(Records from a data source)
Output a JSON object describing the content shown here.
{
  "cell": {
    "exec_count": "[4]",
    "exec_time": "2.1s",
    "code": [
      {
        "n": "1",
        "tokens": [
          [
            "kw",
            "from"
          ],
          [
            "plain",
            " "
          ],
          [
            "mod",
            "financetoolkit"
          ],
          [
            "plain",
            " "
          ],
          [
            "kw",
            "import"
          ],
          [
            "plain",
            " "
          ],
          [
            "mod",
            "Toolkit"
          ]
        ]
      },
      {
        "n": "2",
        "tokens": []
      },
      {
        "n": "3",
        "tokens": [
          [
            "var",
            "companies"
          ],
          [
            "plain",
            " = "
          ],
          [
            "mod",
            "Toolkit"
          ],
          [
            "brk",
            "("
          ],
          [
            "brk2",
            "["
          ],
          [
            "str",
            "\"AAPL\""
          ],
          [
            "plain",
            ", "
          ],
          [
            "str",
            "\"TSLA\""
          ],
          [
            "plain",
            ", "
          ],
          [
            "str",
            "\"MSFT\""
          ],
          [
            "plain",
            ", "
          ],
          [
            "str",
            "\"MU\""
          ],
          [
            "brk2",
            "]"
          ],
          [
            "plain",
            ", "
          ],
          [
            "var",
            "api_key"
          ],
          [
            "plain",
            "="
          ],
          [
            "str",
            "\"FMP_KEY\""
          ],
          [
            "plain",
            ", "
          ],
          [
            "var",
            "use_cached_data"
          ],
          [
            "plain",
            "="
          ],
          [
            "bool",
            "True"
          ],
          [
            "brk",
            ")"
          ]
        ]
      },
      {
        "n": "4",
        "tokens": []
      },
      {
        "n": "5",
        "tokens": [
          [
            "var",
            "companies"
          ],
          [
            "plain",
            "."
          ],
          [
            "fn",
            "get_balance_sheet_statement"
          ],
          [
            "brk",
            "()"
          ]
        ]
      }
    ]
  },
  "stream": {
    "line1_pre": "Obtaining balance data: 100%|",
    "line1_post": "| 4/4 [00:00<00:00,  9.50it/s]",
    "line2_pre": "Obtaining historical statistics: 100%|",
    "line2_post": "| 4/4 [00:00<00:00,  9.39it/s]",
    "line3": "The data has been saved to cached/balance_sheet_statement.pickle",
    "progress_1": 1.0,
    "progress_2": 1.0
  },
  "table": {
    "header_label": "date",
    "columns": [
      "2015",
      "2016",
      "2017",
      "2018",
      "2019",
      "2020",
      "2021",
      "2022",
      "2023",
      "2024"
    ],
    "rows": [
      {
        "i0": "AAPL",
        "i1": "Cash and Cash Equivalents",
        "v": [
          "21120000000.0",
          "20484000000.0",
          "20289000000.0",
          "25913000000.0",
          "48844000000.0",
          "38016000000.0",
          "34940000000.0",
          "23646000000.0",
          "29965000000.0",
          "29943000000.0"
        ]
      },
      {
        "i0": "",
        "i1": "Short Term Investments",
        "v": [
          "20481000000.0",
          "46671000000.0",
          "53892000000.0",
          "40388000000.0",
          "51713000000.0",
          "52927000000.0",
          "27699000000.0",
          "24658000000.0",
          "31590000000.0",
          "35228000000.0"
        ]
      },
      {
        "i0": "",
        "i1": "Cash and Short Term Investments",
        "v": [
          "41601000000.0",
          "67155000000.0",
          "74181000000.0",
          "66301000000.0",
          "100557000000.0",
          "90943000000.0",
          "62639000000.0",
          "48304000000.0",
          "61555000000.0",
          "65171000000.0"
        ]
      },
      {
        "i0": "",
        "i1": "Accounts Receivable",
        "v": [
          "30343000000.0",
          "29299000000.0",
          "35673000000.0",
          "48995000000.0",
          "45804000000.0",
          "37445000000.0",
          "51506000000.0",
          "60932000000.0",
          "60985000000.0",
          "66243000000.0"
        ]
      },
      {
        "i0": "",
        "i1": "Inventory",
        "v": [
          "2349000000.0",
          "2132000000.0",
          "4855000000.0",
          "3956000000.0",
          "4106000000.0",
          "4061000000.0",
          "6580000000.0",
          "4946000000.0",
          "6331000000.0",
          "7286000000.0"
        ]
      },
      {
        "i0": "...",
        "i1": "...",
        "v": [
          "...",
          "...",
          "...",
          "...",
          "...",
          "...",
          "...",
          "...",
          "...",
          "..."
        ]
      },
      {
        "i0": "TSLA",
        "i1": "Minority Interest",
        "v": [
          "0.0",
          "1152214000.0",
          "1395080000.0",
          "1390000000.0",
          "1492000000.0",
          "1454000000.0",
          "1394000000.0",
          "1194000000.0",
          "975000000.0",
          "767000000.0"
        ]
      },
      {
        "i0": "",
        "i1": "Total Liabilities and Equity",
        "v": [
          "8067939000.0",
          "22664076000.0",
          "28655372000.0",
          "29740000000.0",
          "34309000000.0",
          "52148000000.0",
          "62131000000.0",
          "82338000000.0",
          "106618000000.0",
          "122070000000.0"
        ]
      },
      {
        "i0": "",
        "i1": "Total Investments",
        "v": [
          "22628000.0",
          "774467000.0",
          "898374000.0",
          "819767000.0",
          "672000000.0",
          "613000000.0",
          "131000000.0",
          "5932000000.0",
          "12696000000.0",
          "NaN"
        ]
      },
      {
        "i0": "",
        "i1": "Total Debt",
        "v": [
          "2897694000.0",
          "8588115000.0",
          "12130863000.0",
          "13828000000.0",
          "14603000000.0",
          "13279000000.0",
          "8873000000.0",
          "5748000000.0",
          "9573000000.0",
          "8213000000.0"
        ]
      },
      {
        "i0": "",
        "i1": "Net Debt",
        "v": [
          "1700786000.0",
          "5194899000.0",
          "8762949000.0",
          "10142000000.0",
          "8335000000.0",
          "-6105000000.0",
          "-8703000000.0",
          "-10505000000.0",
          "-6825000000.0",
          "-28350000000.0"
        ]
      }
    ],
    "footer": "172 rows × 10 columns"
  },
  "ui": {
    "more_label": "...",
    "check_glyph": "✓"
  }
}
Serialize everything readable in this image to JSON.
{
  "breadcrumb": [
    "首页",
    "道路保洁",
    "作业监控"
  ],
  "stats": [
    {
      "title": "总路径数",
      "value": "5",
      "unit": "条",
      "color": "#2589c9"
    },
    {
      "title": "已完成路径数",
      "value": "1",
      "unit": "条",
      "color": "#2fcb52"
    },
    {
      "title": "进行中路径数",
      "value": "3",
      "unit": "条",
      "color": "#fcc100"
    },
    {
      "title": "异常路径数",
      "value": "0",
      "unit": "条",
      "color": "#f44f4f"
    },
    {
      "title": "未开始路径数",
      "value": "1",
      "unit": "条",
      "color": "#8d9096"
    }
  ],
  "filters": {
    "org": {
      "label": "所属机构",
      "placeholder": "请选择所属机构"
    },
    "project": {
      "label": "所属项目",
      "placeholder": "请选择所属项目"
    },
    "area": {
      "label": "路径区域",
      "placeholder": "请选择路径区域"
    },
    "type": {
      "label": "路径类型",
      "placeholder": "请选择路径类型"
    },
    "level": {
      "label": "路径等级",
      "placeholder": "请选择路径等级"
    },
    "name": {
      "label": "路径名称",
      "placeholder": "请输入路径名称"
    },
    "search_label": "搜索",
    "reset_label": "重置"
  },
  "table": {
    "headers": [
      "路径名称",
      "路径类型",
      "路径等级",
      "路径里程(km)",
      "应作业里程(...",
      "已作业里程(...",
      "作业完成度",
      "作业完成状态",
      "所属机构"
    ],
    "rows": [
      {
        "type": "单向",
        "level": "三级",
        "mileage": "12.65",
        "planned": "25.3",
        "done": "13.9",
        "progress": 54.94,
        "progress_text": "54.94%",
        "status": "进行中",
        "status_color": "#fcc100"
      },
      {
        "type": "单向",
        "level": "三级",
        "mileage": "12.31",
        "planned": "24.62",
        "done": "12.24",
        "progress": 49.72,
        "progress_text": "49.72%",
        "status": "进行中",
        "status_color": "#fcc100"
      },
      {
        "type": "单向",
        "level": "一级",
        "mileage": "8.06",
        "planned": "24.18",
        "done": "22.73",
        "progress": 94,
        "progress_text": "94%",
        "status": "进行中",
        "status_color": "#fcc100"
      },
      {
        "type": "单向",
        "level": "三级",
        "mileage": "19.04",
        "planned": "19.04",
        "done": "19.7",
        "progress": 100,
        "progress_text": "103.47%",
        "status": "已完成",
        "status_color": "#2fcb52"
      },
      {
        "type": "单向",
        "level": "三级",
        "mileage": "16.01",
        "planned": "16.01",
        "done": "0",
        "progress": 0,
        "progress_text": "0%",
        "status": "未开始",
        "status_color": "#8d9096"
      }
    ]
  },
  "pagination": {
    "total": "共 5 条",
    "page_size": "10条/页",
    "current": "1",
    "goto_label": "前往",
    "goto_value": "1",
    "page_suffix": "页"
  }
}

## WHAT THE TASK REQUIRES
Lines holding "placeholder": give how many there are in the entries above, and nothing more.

## EXERCISE SOLUTION
6